The right cue weight for you depends solely on your own personal preference.
If you’re below average in size and strength, a lighter cue may be best for you. If you’re a bigger, stronger person, a heavier cue may be your best bet. That said, there are many pool players of all shapes and sizes that play with both light and heavy cues.
It may benefit you to try out different cues to understand what weight you are most comfortable and confident with.
5. Choose cue diameter and shaft taper
You should also consider the cue diameter and shaft taper when deciding what to buy. The cue diameter determines how well the cue will fit into your bridge hand, and how much power can be loaded into your shaft at impact.
Most pool cues have a shaft diameter between 12 and 13 mm, and there are several options available. They typically come in 1/4 mm increments. Hand size is one thing that can determine what diameter will feel more comfortable, but this will also depend on personal preference.
Cue shafts with thicker diameters will pack a little more power in the shot, with less spin. They are also a little more forgiving since the tip will be contacting more surface area of the cue ball than a thinner shaft.
Skinnier shafts will add more cue ball spin and are a little less forgiving on mis-cues.
When it comes to the shaft taper, there are 2 very common types: Standard and Pro tapers.
- Standard (European) tapers will continually decrease in diameter from the butt to the tip. This taper is good for new players as it is more forgiving and provides stable shots.
- Pro taper shafts maintain an even diameter for the first 12 inches of the cue, then become wider towards the cue joint. This consistent diameter through the bridge hand ensures it will not interfere with your stroke. The pro taper is what many professional and advanced pool players prefer.
6. Pick your favorite cue designs
Any pool cue you choose also needs to be appealing to your eye. Besides playing well and adding value to your game, the design should be aesthetically pleasing.
When it comes to design, it is all about personal preferences and tastes. What appeals to you will not appeal to all other pool players.
There are some common pool cue design categories you can choose from when shopping. You can go for classic pool cues, which have a more traditional cue design (sneaky pete style), or contemporary cues, which are often more colorful and have more flashy graphics.
You could also opt for a 2-piece cue with two contrasting colors.
7. Try before you buy
The last step is to try out the cue before making the purchase. Although this is not mandatory, and sometimes it is not even possible (if buying online), it is highly recommended.
Hold the cue in your hands to get a feel of the weight. Trying out the cue allows you to get a first-hand feel of how comfortable it is, and how easy it is to handle while making shots.

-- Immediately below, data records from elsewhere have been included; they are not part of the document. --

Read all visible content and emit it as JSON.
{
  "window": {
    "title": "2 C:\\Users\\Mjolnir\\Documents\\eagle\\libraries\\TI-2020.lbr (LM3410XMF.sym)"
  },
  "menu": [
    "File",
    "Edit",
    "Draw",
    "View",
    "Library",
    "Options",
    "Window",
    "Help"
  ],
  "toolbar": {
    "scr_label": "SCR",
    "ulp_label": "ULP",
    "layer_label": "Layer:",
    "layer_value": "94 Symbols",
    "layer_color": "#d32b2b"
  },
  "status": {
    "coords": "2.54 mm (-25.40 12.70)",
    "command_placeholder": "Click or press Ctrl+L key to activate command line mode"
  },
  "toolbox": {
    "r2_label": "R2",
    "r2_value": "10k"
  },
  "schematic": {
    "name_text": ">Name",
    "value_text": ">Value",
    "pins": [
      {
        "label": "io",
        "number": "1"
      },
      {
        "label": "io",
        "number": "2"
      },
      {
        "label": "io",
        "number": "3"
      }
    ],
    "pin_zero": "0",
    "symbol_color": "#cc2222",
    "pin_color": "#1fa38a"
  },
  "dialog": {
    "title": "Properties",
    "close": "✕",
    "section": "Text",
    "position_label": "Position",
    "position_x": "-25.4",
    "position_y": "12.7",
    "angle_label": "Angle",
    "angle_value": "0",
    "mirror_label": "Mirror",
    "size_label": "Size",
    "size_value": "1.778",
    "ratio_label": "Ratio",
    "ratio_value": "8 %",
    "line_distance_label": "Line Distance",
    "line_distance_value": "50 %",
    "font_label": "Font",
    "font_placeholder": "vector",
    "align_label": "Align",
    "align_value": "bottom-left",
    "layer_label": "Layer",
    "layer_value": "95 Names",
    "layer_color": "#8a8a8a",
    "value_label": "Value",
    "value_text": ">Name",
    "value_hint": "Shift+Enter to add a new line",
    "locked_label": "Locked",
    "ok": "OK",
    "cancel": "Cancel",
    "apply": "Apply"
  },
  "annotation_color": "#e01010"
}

Many billiards stores will have tables you can practice on, so try to take some practice shots if your local store allows it. Getting a couple full games in would be even better!
If you have a friend or playing partner who has a cue you want to try, feel free to ask. Oftentimes, the best cues can be found by just trying them out whenever you get the chance.
A pool cue is the most important thing you need to play pool. With the right cue, you can make more powerful and accurate shots along with better cue ball control.
Pick your pool cues carefully, whether you are a casual, intermediate, or pro player. Don’t rush it, and take all factors into consideration.
Hopefully, with these 7 easy steps, the pool cue selection process is now a little easier for you.
Ultimately the right pool cue for you will depend on your playing level, style, and personal preferences.
But the good news is that there is something out there for everyone, and you only need to know what works best for you.
As always, Happy Shooting!